Autism is treatable (but not curable as of now, although there is an organization called "Cure Autism Now"). Early diagnosis and intervention are vital to the future development of the child.
A related disorder, Asperger's Syndrome, is a high-functioning form of autism, but this is not necessarily the case. The chief difference between Kanner's Syndrome, or classical autism, and Aspergers' is that in Asperger's there is no significant delay in speech, and intelligence is average or above. In Kanner's autism there is a significant delay in language and usually lower-than average intelligence; Kanner's autism with IQ<80 is referred to as "low-functioning autism", while Kanner's with IQ>80 is referred to as "high functioning autism".

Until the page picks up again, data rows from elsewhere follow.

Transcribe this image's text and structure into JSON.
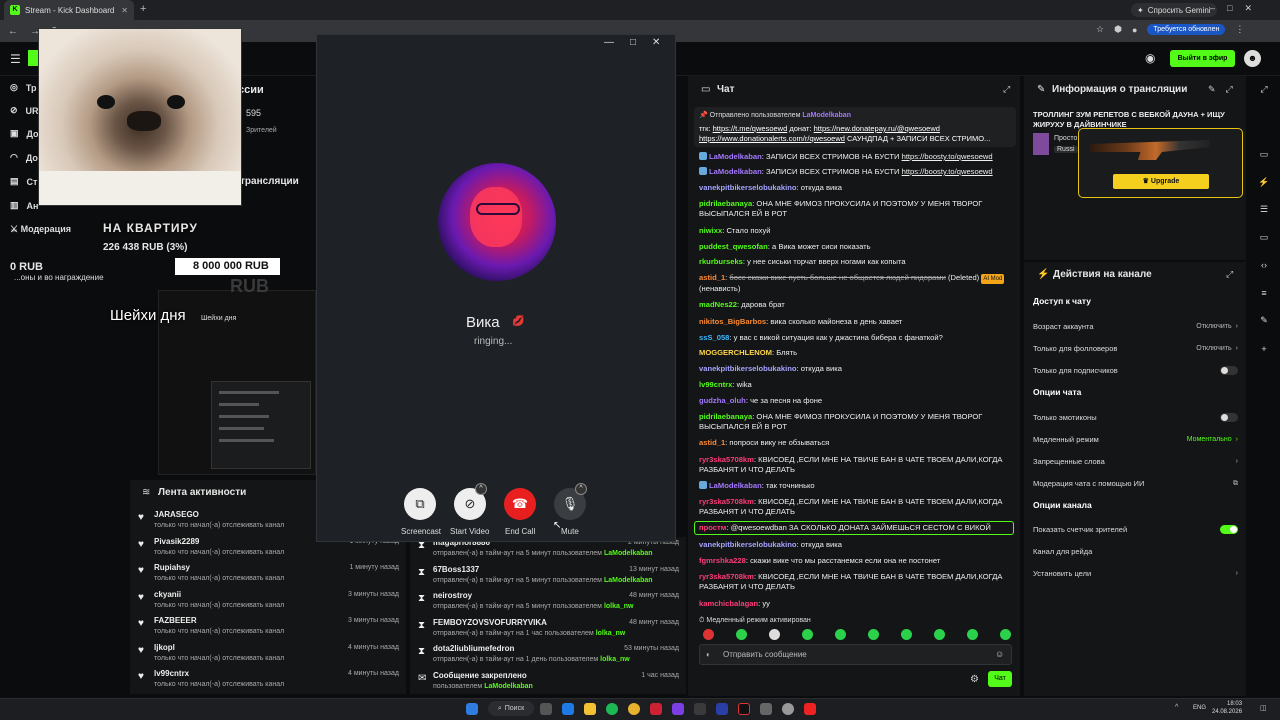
{
  "browser": {
    "tab_title": "Stream - Kick Dashboard",
    "gemini": "Спросить Gemini",
    "update": "Требуется обновлен"
  },
  "header": {
    "go_live": "Выйти в эфир"
  },
  "sidebar": {
    "items": [
      {
        "label": "Тр",
        "icon": "broadcast-icon"
      },
      {
        "label": "UR",
        "icon": "link-icon"
      },
      {
        "label": "До",
        "icon": "dashboard-icon"
      },
      {
        "label": "До",
        "icon": "wifi-icon"
      },
      {
        "label": "Ст",
        "icon": "stats-icon"
      },
      {
        "label": "Ан",
        "icon": "analytics-icon"
      }
    ],
    "moderation": "Модерация"
  },
  "stats": {
    "viewers": "595",
    "viewers_label": "Зрителей",
    "partial_header": "ссии",
    "partial_header2": "трансляции"
  },
  "overlay": {
    "goal_title": "НА КВАРТИРУ",
    "goal_amount": "226 438 RUB (3%)",
    "goal_start": "0 RUB",
    "goal_target": "8 000 000 RUB",
    "goal_ghost": "RUB",
    "rewards": "...оны и во награждение",
    "sheikhi": "Шейхи дня",
    "sheikhi_small": "Шейхи дня"
  },
  "call": {
    "name": "Вика",
    "emoji": "💋",
    "status": "ringing...",
    "buttons": [
      {
        "label": "Screencast",
        "icon": "screencast-icon"
      },
      {
        "label": "Start Video",
        "icon": "video-off-icon"
      },
      {
        "label": "End Call",
        "icon": "phone-hangup-icon"
      },
      {
        "label": "Mute",
        "icon": "mic-icon"
      }
    ]
  },
  "activity_feed": {
    "title": "Лента активности",
    "rows": [
      {
        "name": "JARASEGO",
        "desc": "только что начал(-а) отслеживать канал",
        "time": ""
      },
      {
        "name": "Pivasik2289",
        "desc": "только что начал(-а) отслеживать канал",
        "time": "1 минуту назад"
      },
      {
        "name": "Rupiahsy",
        "desc": "только что начал(-а) отслеживать канал",
        "time": "1 минуту назад"
      },
      {
        "name": "ckyanii",
        "desc": "только что начал(-а) отслеживать канал",
        "time": "3 минуты назад"
      },
      {
        "name": "FAZBEEER",
        "desc": "только что начал(-а) отслеживать канал",
        "time": "3 минуты назад"
      },
      {
        "name": "ljkopl",
        "desc": "только что начал(-а) отслеживать канал",
        "time": "4 минуты назад"
      },
      {
        "name": "lv99cntrx",
        "desc": "только что начал(-а) отслеживать канал",
        "time": "4 минуты назад"
      }
    ]
  },
  "mod_feed": {
    "rows": [
      {
        "name": "magaprior8886",
        "desc": "отправлен(-а) в тайм-аут на 5 минут пользователем",
        "by": "LaModelkaban",
        "time": "2 минуты назад"
      },
      {
        "name": "67Boss1337",
        "desc": "отправлен(-а) в тайм-аут на 5 минут пользователем",
        "by": "LaModelkaban",
        "time": "13 минут назад"
      },
      {
        "name": "neirostroy",
        "desc": "отправлен(-а) в тайм-аут на 5 минут пользователем",
        "by": "lolka_nw",
        "time": "48 минут назад"
      },
      {
        "name": "FEMBOYZOVSVOFURRYVIKA",
        "desc": "отправлен(-а) в тайм-аут на 1 час пользователем",
        "by": "lolka_nw",
        "time": "48 минут назад"
      },
      {
        "name": "dota2liubliumefedron",
        "desc": "отправлен(-а) в тайм-аут на 1 день пользователем",
        "by": "lolka_nw",
        "time": "53 минуты назад"
      },
      {
        "name": "Сообщение закреплено",
        "desc": "пользователем",
        "by": "LaModelkaban",
        "time": "1 час назад"
      }
    ]
  },
  "chat": {
    "title": "Чат",
    "pinned_by": "Отправлено пользователем",
    "pinned_user": "LaModelkaban",
    "pinned_line1_a": "тгк: ",
    "pinned_line1_link1": "https://t.me/qwesoewd",
    "pinned_line1_b": " донат: ",
    "pinned_line1_link2": "https://new.donatepay.ru/@qwesoewd",
    "pinned_line2_link": "https://www.donationalerts.com/r/qwesoewd",
    "pinned_line2_b": " САУНДПАД + ЗАПИСИ ВСЕХ СТРИМО...",
    "messages": [
      {
        "user": "LaModelkaban",
        "color": "#a378ff",
        "badge": true,
        "text": "ЗАПИСИ ВСЕХ СТРИМОВ НА БУСТИ ",
        "link": "https://boosty.to/qwesoewd"
      },
      {
        "user": "LaModelkaban",
        "color": "#a378ff",
        "badge": true,
        "text": "ЗАПИСИ ВСЕХ СТРИМОВ НА БУСТИ ",
        "link": "https://boosty.to/qwesoewd"
      },
      {
        "user": "vanekpitbikerselobukakino",
        "color": "#a4a4ff",
        "text": "откуда вика"
      },
      {
        "user": "pidrilaebanaya",
        "color": "#53fc18",
        "text": "ОНА МНЕ ФИМОЗ ПРОКУСИЛА И ПОЭТОМУ У МЕНЯ ТВОРОГ ВЫСЫПАЛСЯ ЕЙ В РОТ"
      },
      {
        "user": "niwixx",
        "color": "#53fc18",
        "text": "Стало похуй"
      },
      {
        "user": "puddest_qwesofan",
        "color": "#53fc18",
        "text": "а Вика может сиси показать"
      },
      {
        "user": "rkurburseks",
        "color": "#53fc18",
        "text": "у нее сиськи торчат вверх ногами как копыта"
      },
      {
        "user": "astid_1",
        "color": "#ff8a30",
        "text": "босс скажи вике пусть больше не общается людей пидорами",
        "strike": true,
        "tail": "(Deleted)",
        "tag": "AI Mod",
        "tail2": "(ненависть)"
      },
      {
        "user": "madNes22",
        "color": "#53fc18",
        "text": "дарова брат"
      },
      {
        "user": "nikitos_BigBarbos",
        "color": "#ff8a30",
        "text": "вика сколько майонеза в день хавает"
      },
      {
        "user": "ssS_058",
        "color": "#3cb8ff",
        "text": "у вас с викой ситуация как у джастина бибера с фанаткой?"
      },
      {
        "user": "MOGGERCHLENOM",
        "color": "#ffd84a",
        "text": "Блять"
      },
      {
        "user": "vanekpitbikerselobukakino",
        "color": "#a4a4ff",
        "text": "откуда вика"
      },
      {
        "user": "lv99cntrx",
        "color": "#53fc18",
        "text": "wika"
      },
      {
        "user": "gudzha_oluh",
        "color": "#a378ff",
        "text": "че за песня на фоне"
      },
      {
        "user": "pidrilaebanaya",
        "color": "#53fc18",
        "text": "ОНА МНЕ ФИМОЗ ПРОКУСИЛА И ПОЭТОМУ У МЕНЯ ТВОРОГ ВЫСЫПАЛСЯ ЕЙ В РОТ"
      },
      {
        "user": "astid_1",
        "color": "#ff8a30",
        "text": "попроси вику не обзываться"
      },
      {
        "user": "ryr3ska5708km",
        "color": "#ff3b7a",
        "text": "КВИСОЕД ,ЕСЛИ МНЕ НА ТВИЧЕ БАН В ЧАТЕ ТВОЕМ ДАЛИ,КОГДА РАЗБАНЯТ И ЧТО ДЕЛАТЬ"
      },
      {
        "user": "LaModelkaban",
        "color": "#a378ff",
        "badge": true,
        "text": "так точнинько"
      },
      {
        "user": "ryr3ska5708km",
        "color": "#ff3b7a",
        "text": "КВИСОЕД ,ЕСЛИ МНЕ НА ТВИЧЕ БАН В ЧАТЕ ТВОЕМ ДАЛИ,КОГДА РАЗБАНЯТ И ЧТО ДЕЛАТЬ"
      },
      {
        "user": "простм",
        "color": "#ff3b7a",
        "text": "@qwesoewdban ЗА СКОЛЬКО ДОНАТА ЗАЙМЕШЬСЯ СЕСТОМ С ВИКОЙ",
        "highlight": true
      },
      {
        "user": "vanekpitbikerselobukakino",
        "color": "#a4a4ff",
        "text": "откуда вика"
      },
      {
        "user": "fgmrshka228",
        "color": "#ff3b7a",
        "text": "скажи вике что мы расстанемся если она не постонет"
      },
      {
        "user": "ryr3ska5708km",
        "color": "#ff3b7a",
        "text": "КВИСОЕД ,ЕСЛИ МНЕ НА ТВИЧЕ БАН В ЧАТЕ ТВОЕМ ДАЛИ,КОГДА РАЗБАНЯТ И ЧТО ДЕЛАТЬ"
      },
      {
        "user": "kamchicbalagan",
        "color": "#ff3b7a",
        "text": "уу"
      }
    ],
    "slow_mode": "Медленный режим активирован",
    "input_placeholder": "Отправить сообщение",
    "send": "Чат"
  },
  "stream_info": {
    "title": "Информация о трансляции",
    "stream_title": "ТРОЛЛИНГ ЗУМ РЕПЕТОВ С ВЕБКОЙ ДАУНА + ИЩУ ЖИРУХУ В ДАЙВИНЧИКЕ",
    "category": "Просто",
    "language": "Russi",
    "ad_button": "Upgrade"
  },
  "channel_actions": {
    "title": "Действия на канале",
    "sections": [
      {
        "title": "Доступ к чату",
        "options": [
          {
            "label": "Возраст аккаунта",
            "value": "Отключить",
            "kind": "select"
          },
          {
            "label": "Только для фолловеров",
            "value": "Отключить",
            "kind": "select"
          },
          {
            "label": "Только для подписчиков",
            "kind": "toggle",
            "on": false
          }
        ]
      },
      {
        "title": "Опции чата",
        "options": [
          {
            "label": "Только эмотиконы",
            "kind": "toggle",
            "on": false
          },
          {
            "label": "Медленный режим",
            "value": "Моментально",
            "kind": "select",
            "green": true
          },
          {
            "label": "Запрещенные слова",
            "kind": "link"
          },
          {
            "label": "Модерация чата с помощью ИИ",
            "kind": "external"
          }
        ]
      },
      {
        "title": "Опции канала",
        "options": [
          {
            "label": "Показать счетчик зрителей",
            "kind": "toggle",
            "on": true
          },
          {
            "label": "Канал для рейда",
            "kind": "plain"
          },
          {
            "label": "Установить цели",
            "kind": "link"
          }
        ]
      }
    ]
  },
  "taskbar": {
    "search": "Поиск",
    "lang": "ENG",
    "time": "18:03",
    "date": "24.08.2026"
  }
}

Another view of these disorders is that they are on a continuum, so can be known as autistic spectrum disorders. Another related continuum is Sensory Integration Dysfunction which is about how well we integrate the information we receive from our senses. Autism, Asperger's Syndrome, and Sensory Integration Dysfunction are all closely related and overlap.
Some high-achieving individuals are thought to have suffered from autism to some degree. However, autism is more frequently found in individuals with learning disabilities.
There are two main types of autism, regressive autism and early infantile autism. Early infantile autism is present at birth while regressive autism begins at 18 months.
There has been an explosion worldwide in reported cases of autism over the last ten years. There has been considerable speculation as to why this might be, with no conclusive proof emerging around any theory. However, studies have ruled out the speculation that the rise is attributable to an improvement in diagnostic methods.
In the last decade, the population of the United States has increased by 13%. There has been an increase in non-autism-related disabilities of 16%. The increase in autism is 173%.
Some things to mention here: